These experiments examined the influence of hypoglossal nerve stimulation on tongue movements and airflow mechanics of the isolated pharyngeal airway of anesthetized rats. Airflow was generated by rapidly lowering the hypo-pharyngeal pressure with a vacuum pump. The maximal rate of airflow (VImax), the naso-pharyngeal pressure associated with flow limitation (Pcrit), and pharyngeal resistance were monitored while nerve branches innervating tongue protrudor and retractor muscles were stimulated either simultaneously or independently. Resistance was calculated both upstream and across the flow limiting segment (FLS) of the pharyngeal airway. When the protrudor and retractor muscles were co-activated, the tongue retracted, and VImax increased by 44% (p<0.05). Independent protrudor muscle activation caused tongue protrusion and a 61% increase in VImax (p<0.05). Co-activation resulted in a more negative Pcrit (peak decrease of 44%, p<0.05), but independent activation of either protrudor or retractor muscles failed to change Pcrit significantly. Activation of protrudor muscles reduced resistance across the FLS by 129% (p<0.05), but none of the interventions significantly influenced resistance upstream of the FLS. These results indicate that co-activation of protrudor and retractor tongue muscles results in a stiffer pharyngeal airway as the antagonistic muscles work against one another. In contrast, unopposed tongue protrusion dilates, but does not stiffen, the pharyngeal airway.

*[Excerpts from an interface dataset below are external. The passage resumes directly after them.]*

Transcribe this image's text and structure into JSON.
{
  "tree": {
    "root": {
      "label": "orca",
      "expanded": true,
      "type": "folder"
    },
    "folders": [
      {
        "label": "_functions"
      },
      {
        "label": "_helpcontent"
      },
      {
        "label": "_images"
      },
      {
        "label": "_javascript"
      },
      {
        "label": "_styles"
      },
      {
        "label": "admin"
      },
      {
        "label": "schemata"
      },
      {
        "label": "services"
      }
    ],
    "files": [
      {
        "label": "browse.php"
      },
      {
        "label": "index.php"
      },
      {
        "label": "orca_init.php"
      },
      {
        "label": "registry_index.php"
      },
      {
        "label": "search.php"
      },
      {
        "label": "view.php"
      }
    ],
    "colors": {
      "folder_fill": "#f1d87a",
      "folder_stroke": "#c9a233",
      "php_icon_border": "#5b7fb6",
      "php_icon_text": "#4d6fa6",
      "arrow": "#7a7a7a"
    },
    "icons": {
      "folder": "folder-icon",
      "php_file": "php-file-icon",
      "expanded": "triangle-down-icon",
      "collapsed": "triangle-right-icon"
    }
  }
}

|Original language||English (US)|
|State||Published - Mar 20 1998|
ASJC Scopus subject areas
- Molecular Biology